Scores on the doors tonight are 7 double crewed cars and 4 singles, we have achieved the minimum acceptable staffing level for nights. Hurray! One car to hospital straight away to sit with a suicidal patient, a domestic violence victim.
Missing people, or mispers, are a regular feature of modern policing, and sometimes a source of tragedy. People leave their normal lives for all sorts of reasons. There are the teenage runaways who leg it from childrens homes, some just to be with their old friends, some to go out robbing and burgling, some to be sexually exploited by older men. Some who leave abusive relationships, you’d be amazed at the number of men who report their wife has left with the kids and taken their passports, and has no idea why, odd when the last police visit to the house was 2 days ago when we were locking him up for assaulting her. Hmmm, I wonder why she’s done that.

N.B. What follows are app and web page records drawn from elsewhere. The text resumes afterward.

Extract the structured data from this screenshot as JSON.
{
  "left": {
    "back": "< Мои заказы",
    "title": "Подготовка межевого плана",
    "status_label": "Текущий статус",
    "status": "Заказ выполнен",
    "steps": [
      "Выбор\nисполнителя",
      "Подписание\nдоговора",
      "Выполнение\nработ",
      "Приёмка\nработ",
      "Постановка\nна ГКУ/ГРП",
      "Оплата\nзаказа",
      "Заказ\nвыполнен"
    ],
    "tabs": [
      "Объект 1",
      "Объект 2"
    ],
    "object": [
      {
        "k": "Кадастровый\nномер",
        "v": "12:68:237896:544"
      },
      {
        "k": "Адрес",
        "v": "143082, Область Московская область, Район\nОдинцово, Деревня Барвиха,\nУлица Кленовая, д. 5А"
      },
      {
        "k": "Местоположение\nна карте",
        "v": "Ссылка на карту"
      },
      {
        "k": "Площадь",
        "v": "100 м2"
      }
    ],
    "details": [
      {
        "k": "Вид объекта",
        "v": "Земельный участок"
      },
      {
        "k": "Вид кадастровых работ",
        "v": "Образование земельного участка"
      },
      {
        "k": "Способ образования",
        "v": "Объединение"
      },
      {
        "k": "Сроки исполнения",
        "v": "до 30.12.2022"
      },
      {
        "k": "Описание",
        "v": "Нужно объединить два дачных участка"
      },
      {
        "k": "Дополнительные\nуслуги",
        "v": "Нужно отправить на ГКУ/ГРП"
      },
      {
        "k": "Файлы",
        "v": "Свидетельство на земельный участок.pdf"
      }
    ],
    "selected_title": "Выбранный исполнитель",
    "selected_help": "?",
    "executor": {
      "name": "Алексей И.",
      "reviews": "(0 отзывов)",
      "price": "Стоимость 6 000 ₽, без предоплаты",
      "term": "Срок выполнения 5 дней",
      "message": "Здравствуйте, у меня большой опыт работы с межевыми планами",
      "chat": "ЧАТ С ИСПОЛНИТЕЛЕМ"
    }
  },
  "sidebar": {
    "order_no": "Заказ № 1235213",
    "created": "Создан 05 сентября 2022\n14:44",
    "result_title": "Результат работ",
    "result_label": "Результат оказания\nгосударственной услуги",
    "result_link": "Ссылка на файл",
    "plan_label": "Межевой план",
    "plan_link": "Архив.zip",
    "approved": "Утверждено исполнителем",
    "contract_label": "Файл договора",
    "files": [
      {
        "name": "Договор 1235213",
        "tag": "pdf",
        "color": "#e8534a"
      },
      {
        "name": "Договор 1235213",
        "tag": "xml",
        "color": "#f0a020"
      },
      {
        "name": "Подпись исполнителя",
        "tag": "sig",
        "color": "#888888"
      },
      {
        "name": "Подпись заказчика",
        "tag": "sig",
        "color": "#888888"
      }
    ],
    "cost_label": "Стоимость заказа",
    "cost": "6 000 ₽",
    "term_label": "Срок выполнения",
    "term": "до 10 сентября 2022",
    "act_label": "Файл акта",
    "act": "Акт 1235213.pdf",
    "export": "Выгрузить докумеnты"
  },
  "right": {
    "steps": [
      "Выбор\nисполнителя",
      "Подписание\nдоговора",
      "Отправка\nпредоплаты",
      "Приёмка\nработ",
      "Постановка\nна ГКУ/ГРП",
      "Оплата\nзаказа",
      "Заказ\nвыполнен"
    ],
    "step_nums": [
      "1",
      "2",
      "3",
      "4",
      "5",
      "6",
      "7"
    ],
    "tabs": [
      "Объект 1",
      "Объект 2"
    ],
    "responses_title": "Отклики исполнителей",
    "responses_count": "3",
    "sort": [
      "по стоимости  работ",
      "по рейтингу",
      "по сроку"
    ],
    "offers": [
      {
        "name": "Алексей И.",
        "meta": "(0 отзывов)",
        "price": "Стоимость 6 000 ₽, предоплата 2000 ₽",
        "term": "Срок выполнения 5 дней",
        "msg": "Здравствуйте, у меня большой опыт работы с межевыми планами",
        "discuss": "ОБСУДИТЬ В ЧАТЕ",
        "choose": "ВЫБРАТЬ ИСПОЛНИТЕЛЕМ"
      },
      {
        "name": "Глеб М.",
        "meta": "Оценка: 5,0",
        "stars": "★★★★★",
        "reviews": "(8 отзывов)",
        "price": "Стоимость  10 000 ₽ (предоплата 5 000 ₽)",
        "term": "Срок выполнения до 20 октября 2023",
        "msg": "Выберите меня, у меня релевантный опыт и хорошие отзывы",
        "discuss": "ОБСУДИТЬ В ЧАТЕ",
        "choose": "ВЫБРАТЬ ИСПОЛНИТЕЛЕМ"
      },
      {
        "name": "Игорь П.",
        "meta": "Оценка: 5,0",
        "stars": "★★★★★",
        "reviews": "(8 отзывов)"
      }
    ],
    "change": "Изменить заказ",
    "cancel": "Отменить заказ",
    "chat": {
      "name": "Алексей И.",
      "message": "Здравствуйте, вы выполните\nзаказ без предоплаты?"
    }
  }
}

Some leave home threatening suicide, for whatever reason, some fear murder by their parents for dating the wrong boy, some are just late home from work / school as they missed the bus, or because they’ve been having it away with their mistress and forgot to tell the wife they’d be home late. Some have dementia and wander off to long forgotten addresses, or patients do a runner from A & E in their fetching blue gown as they don’t want to wait, or are worried they are about to be sectioned. Some escape from supposedly secure psychiatric hospitals. It takes all sorts, and there are all sorts of levels of response.
Tonight appears to be Misper night. Several, four in fact, have gone from kids homes, it seems to happen in waves. The risk profiling questions we ask indicate whose address should be visited right away, and whose can be ignored, where waiting for them to come home when the beer money runs out is a perfectly acceptable choice. Of the four, it is safe to say all have had troubled childhoods. One is a transsexual, and has mental health issues coming out of that, and vulnerable to sexual exploitation, the others are also vulnerable for several reasons. Whilst none can be described as cooperative with police, that’s not the point.
I question the judgement of a childrens home that allows one of their charges to go out with her boyfriend, sets a curfew time of 9.30pm, the implication being she is safe out and about until then, and then reports her as missing and vulnerable to CSE (child sexual exploitation), suddenly a high risk at 9.31pm. As the duty inspector so bluntly puts on the log, underage rumpy-pumpy can happen during the hours of daylight too.
Misper enquiries are not a popular task, it’s normally a succession of mind-numbing visits to addresses where you speak to adults who are sick of answering the door being asked if Johnny is there, just because he stayed there once three years ago. The vast majority will come back of their own accord when it suits them, and play the same game again tomorrow or next week or the week after that. But if we’re told, we don’t make such visits and then something bad happens to them, bad things happen to us.
A friend of mine was under investigation for nearly two years, along with the rest of her team and most of the officers they control, over a person reported missing by the husband (who had murdered her before he even made the call). Mistakes were made by some, not her, nothing that materially affected the response in looking for the wife, but two years on the naughty step, not knowing if you’ll still have a job in 3 months time, is not a nice place to be. She was blameless in the end, but not a pleasant two years.
So lots of misper chasing, plus domestic assaults, a civil dispute over ownership of a car where each competitor keeps ringing the police claiming the other one has stolen the car (which is only worth about £100 in any case), and it just doesn’t sink in when we keep telling them that in the circumstances, it’s nothing to do with the police. They agree on the circumstances of who has paid who what money for the car, but each one interprets those circumstances as meaning the other has committed theft, and neither has, it’s as simple as that, but they want us to wave a magic legal wand and sort out their own bad decisions for them. Not happening, but they keep ringing expecting a different answer and making things up to try and make us come out. Definitely not happening.
A quiet night, relatively speaking, punctuated in the middle by a random readiness test for a chemical attack incident – the whole force can apparently only muster 20 qualified, equipped officers in the middle of the night tonight, without turning people out from home. Sounds lame, and it probably is, but at 3am, dropping poison gas in the middle of a city wouldn’t be that productive for a homicidal terrorist, too few people still out and about to breathe it in. Best off doing it on a weekday evening, possibly a Bank holiday Friday, as plenty of staff who work office hours will already be away for the weekend. Let’s hope that my ability to think like a sociopath is correct here. Cracker I’m not, but home-made or knocked off nerve agent spreads better in the heat of the day when there’s more victims about too, so that’s what I’d do. A hot Bank holiday Friday would be best, if I ever go over to the other side, avoid public places on Easter weekend.